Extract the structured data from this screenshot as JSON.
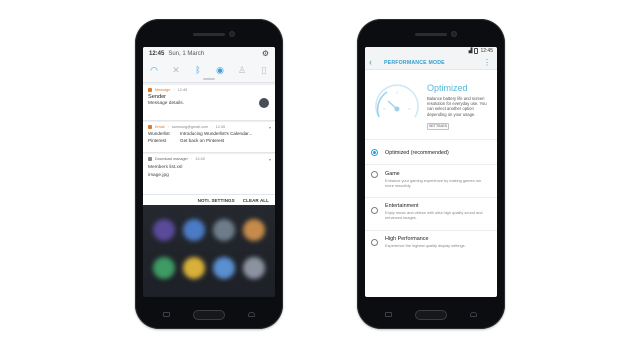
{
  "left_phone": {
    "status": {
      "time": "12:45",
      "date": "Sun, 1 March"
    },
    "quick_settings": [
      {
        "icon": "wifi-icon",
        "glyph": "◠",
        "active": true
      },
      {
        "icon": "mute-icon",
        "glyph": "✕",
        "active": false
      },
      {
        "icon": "bluetooth-icon",
        "glyph": "ᛒ",
        "active": true
      },
      {
        "icon": "nfc-icon",
        "glyph": "◉",
        "active": true
      },
      {
        "icon": "torch-icon",
        "glyph": "♙",
        "active": false
      },
      {
        "icon": "battery-saver-icon",
        "glyph": "▯",
        "active": false
      }
    ],
    "notifications": {
      "message": {
        "app": "Message",
        "time": "12:45",
        "title": "Sender",
        "body": "Message details."
      },
      "email": {
        "app": "Email",
        "account": "samsung@gmail.com",
        "time": "12:45",
        "rows": [
          {
            "from": "Wunderlist",
            "subject": "Introducing Wunderlist's Calendar..."
          },
          {
            "from": "Pinterest",
            "subject": "Get back on Pinterest"
          }
        ]
      },
      "download": {
        "app": "Download manager",
        "time": "12:45",
        "items": [
          "Members list.xsl",
          "image.jpg"
        ]
      }
    },
    "actions": {
      "noti_settings": "NOTI. SETTINGS",
      "clear_all": "CLEAR ALL"
    }
  },
  "right_phone": {
    "status": {
      "time": "12:45"
    },
    "app_bar": {
      "title": "PERFORMANCE MODE"
    },
    "hero": {
      "title": "Optimized",
      "description": "Balance battery life and screen resolution for everyday use. You can select another option depending on your usage.",
      "settings_button": "SETTINGS"
    },
    "options": [
      {
        "title": "Optimized (recommended)",
        "description": "",
        "selected": true
      },
      {
        "title": "Game",
        "description": "Enhance your gaming experience by making games run more smoothly.",
        "selected": false
      },
      {
        "title": "Entertainment",
        "description": "Enjoy music and videos with ultra high quality sound and enhanced images.",
        "selected": false
      },
      {
        "title": "High Performance",
        "description": "Experience the highest quality display settings.",
        "selected": false
      }
    ]
  },
  "colors": {
    "accent": "#2f9fd0",
    "notification_orange": "#e07a2a",
    "phone_body": "#0c0d10"
  }
}
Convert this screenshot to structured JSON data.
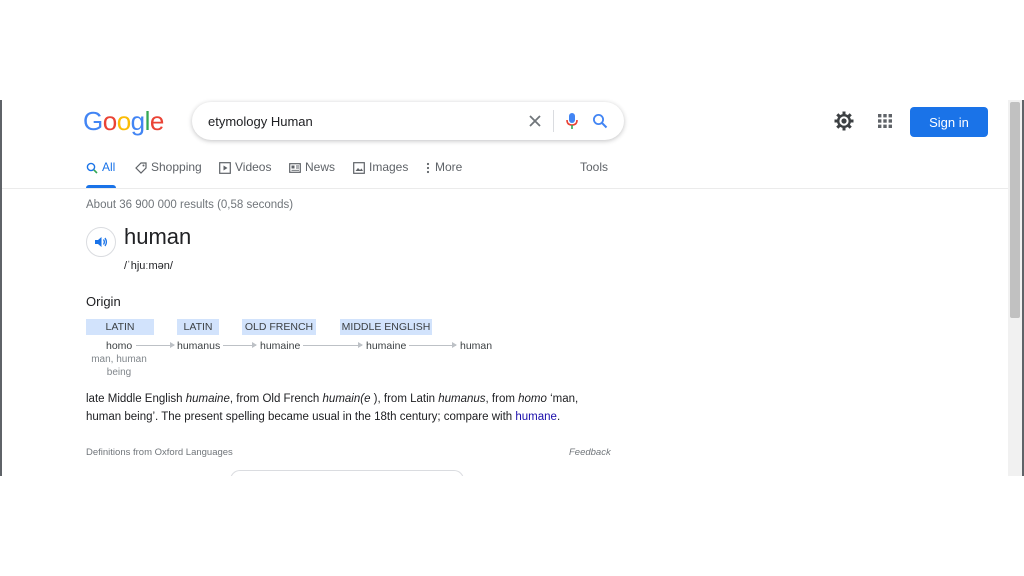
{
  "logo": {
    "letters": [
      "G",
      "o",
      "o",
      "g",
      "l",
      "e"
    ],
    "colors": [
      "#4285f4",
      "#ea4335",
      "#fbbc05",
      "#4285f4",
      "#34a853",
      "#ea4335"
    ]
  },
  "search": {
    "query": "etymology Human"
  },
  "header": {
    "sign_in_label": "Sign in"
  },
  "tabs": [
    {
      "label": "All",
      "icon": "search-icon",
      "active": true
    },
    {
      "label": "Shopping",
      "icon": "tag-icon"
    },
    {
      "label": "Videos",
      "icon": "play-icon"
    },
    {
      "label": "News",
      "icon": "newspaper-icon"
    },
    {
      "label": "Images",
      "icon": "image-icon"
    },
    {
      "label": "More",
      "icon": "kebab-icon"
    },
    {
      "label": "Tools"
    }
  ],
  "result_stats": "About 36 900 000 results (0,58 seconds)",
  "dictionary": {
    "word": "human",
    "phonetic": "/ˈhjuːmən/",
    "origin_title": "Origin",
    "chain": [
      {
        "lang": "LATIN",
        "word": "homo",
        "gloss": "man, human being"
      },
      {
        "lang": "LATIN",
        "word": "humanus"
      },
      {
        "lang": "OLD FRENCH",
        "word": "humaine"
      },
      {
        "lang": "MIDDLE ENGLISH",
        "word": "humaine"
      },
      {
        "lang": "",
        "word": "human"
      }
    ],
    "paragraph": {
      "t1": "late Middle English ",
      "i1": "humaine",
      "t2": ", from Old French ",
      "i2": "humain(e",
      "t3": " ), from Latin ",
      "i3": "humanus",
      "t4": ", from ",
      "i4": "homo",
      "t5": " ‘man, human being’. The present spelling became usual in the 18th century; compare with ",
      "link": "humane",
      "t6": "."
    },
    "source": "Definitions from Oxford Languages",
    "feedback": "Feedback"
  },
  "colors": {
    "accent": "#1a73e8",
    "link": "#1a0dab",
    "lang_chip": "#d2e3fc"
  }
}
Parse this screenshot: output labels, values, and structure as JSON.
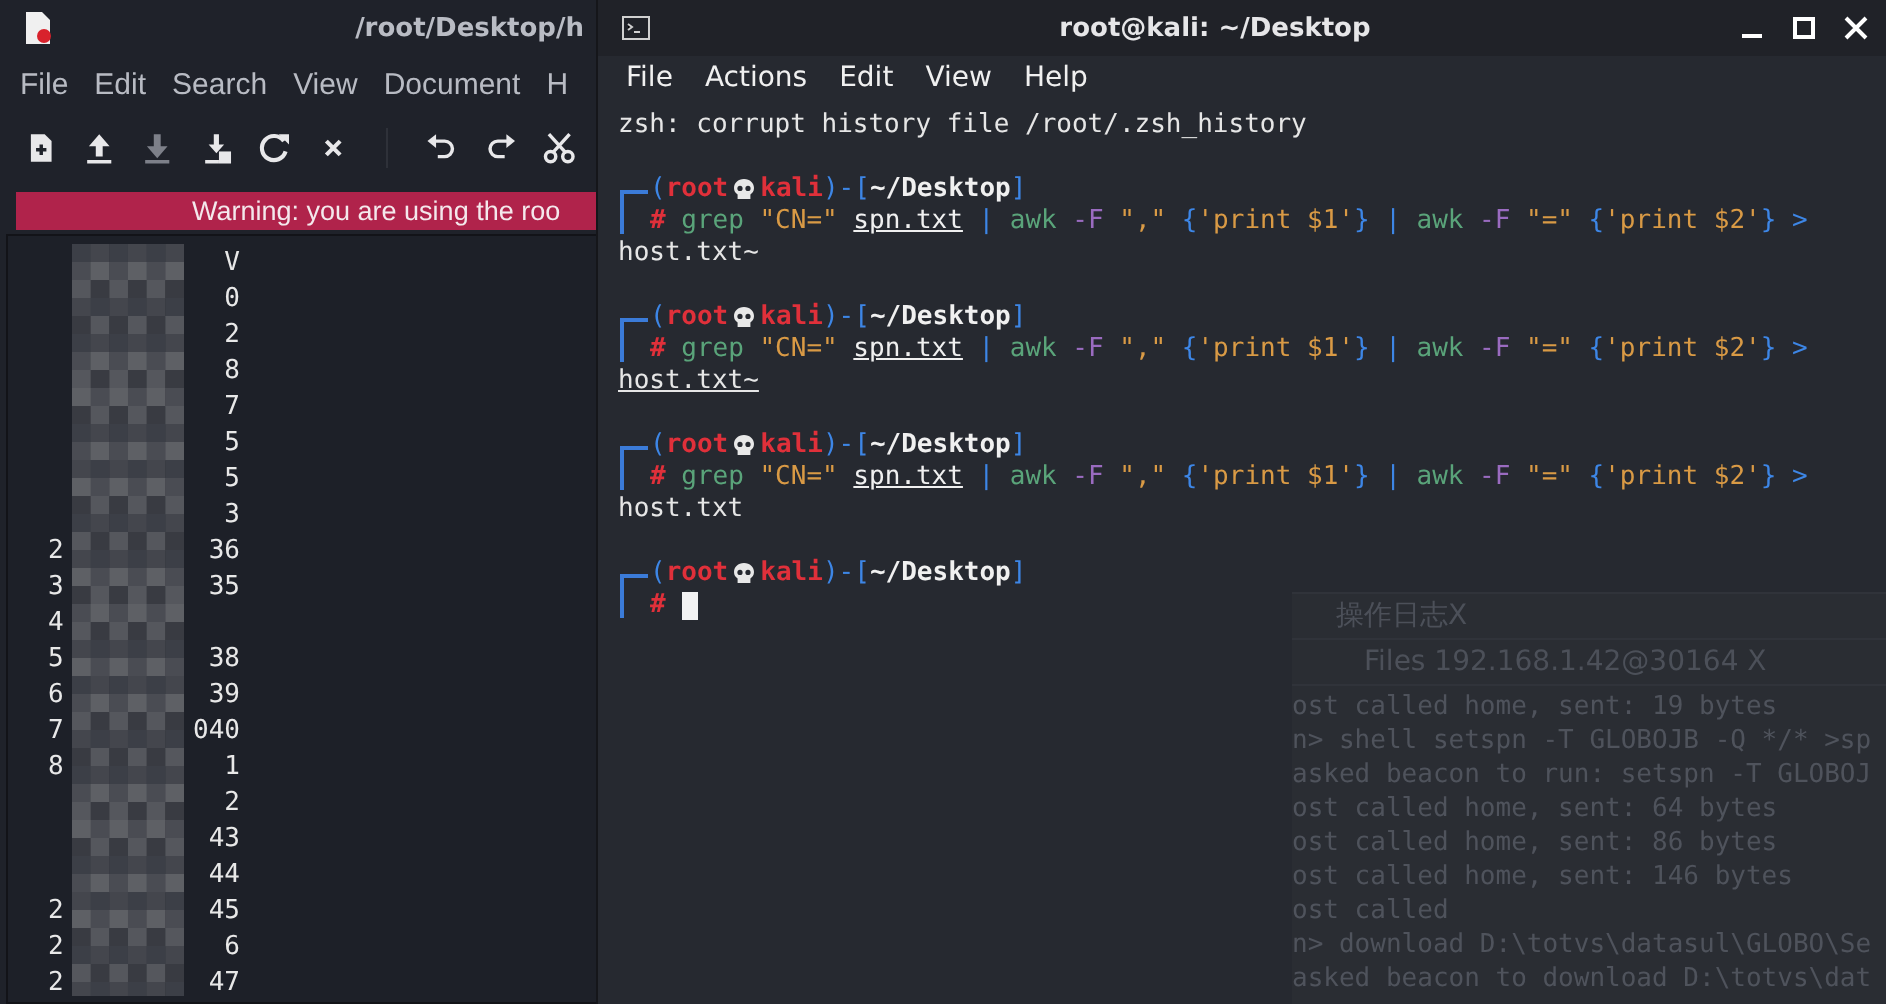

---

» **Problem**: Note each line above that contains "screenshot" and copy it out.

» **Exercise solution**:
Extract the structured data from this screenshot as JSON.
Convert this screenshot to structured JSON data.
Parse this screenshot: output labels, values, and structure as JSON.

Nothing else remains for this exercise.